Q. How do people in your community react when they see you cleaning the beaches?   

As I said before it’s very rewarding for the community to have its environment cleaned and so usually we get a very positive reaction and people encourage us and motivate us. Me and the team always enjoy those good comments because it makes us feel appreciated and proud.

 

Q. Where would you like to go next with the partnership?

I’d love to lead more projects in my next role, and maybe lead more teams as well. I’ve enjoyed leading a team to clean our community, but I think maybe we can do this on a bigger scale. Lebanon has many beaches and a coastline that goes all the way from its north to its south. Right now our main focus is the beaches in Saida and around because it’s more convenient for the current team. But maybe in the future we will be able to have multiple teams in coastal cities like Beirut and Tripoli. I could manage those teams and have multiple projects going on in different cities.

 

Q. If you had $10,000 of funding what would you do?
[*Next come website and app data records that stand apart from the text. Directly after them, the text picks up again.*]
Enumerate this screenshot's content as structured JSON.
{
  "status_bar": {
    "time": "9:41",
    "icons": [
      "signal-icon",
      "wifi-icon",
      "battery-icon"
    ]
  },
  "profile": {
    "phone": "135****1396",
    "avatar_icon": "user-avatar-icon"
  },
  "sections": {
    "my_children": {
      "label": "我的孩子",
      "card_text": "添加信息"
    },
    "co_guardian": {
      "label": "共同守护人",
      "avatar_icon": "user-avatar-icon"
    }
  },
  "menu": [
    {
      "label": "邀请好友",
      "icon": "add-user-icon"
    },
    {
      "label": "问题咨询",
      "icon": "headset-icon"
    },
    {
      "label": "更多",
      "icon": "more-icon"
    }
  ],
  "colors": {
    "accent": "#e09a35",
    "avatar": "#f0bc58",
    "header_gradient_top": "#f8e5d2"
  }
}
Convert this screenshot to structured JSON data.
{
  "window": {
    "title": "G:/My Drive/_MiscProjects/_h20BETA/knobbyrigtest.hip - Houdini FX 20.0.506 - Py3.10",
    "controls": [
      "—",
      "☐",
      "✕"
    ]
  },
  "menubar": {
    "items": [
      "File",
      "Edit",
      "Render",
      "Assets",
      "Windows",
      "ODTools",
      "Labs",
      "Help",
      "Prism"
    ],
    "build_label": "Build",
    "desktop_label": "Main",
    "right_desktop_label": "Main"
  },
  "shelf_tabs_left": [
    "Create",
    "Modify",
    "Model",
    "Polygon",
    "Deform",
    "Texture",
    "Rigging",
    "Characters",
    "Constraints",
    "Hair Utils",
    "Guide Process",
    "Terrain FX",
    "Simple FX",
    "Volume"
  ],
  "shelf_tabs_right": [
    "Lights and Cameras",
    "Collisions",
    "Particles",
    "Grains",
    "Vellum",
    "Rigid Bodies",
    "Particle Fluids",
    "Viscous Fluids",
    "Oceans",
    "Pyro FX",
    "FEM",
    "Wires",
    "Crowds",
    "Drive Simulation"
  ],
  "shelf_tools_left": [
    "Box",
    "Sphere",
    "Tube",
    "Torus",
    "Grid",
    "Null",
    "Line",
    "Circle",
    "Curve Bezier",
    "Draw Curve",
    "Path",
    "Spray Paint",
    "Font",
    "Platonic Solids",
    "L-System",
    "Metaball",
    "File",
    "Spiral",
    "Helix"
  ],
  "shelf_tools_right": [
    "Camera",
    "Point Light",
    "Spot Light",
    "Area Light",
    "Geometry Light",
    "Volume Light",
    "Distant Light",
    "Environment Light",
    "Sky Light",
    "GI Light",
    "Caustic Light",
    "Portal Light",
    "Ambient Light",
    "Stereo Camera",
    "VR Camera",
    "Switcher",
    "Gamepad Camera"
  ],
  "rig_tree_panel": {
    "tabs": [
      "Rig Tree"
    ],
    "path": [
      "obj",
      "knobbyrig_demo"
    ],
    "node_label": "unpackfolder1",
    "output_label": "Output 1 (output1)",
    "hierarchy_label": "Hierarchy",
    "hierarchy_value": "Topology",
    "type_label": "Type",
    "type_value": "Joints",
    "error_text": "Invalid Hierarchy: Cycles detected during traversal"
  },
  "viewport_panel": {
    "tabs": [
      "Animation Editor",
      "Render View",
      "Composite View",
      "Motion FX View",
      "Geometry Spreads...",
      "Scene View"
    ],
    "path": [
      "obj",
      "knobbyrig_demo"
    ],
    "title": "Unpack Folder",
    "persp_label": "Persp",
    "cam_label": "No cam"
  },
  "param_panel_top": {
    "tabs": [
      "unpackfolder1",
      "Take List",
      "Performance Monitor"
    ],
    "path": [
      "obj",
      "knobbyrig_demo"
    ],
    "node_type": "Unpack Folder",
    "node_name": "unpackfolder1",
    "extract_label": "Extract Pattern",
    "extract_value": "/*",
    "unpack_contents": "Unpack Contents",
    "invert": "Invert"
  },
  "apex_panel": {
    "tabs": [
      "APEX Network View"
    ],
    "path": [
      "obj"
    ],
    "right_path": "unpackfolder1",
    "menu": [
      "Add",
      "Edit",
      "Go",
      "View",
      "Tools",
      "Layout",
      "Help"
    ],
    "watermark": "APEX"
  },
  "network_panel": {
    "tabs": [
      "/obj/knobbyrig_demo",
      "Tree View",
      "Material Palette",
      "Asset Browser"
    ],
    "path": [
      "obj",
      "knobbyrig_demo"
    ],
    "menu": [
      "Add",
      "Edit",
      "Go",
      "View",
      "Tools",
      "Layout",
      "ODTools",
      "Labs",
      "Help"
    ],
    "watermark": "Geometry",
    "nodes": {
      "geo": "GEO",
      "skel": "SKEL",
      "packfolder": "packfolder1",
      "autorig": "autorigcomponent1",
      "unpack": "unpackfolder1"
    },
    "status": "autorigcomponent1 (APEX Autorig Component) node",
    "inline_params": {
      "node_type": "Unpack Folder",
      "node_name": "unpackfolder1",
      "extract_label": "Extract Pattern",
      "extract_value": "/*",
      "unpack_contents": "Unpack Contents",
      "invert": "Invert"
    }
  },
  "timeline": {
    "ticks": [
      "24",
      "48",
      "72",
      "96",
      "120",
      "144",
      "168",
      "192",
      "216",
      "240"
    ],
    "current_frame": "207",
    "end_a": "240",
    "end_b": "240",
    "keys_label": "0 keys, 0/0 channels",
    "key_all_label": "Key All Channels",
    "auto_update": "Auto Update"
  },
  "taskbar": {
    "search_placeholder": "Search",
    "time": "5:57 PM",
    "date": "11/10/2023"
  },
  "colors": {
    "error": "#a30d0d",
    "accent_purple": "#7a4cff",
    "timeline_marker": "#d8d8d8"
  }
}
I would try to solve one problem that I think is causing a lot of trash and making our cleanups less effective, which is not having recycling bins on most of Lebanon’s beaches. As a result beach visitors have less options for where they can throw their trash; sometimes we go to a location that we cleaned a couple weeks before and it’s all dirty again. I think if we placed some recycling bins that separate plastic, paper, metal and glass with Beach Collective logos on them, on different beaches in Lebanon, and we made sure to pick them up once each week then we could have a real impact. The material could be distributed to different recycling institutions, and we can make some awareness campaigns in the areas we place the bins to encourage people to use them. This would make a big difference firstly by making our cleanups more effective and secondly by reducing littering. But it would also be a way to raise awareness about the Beach Collective and what they are doing.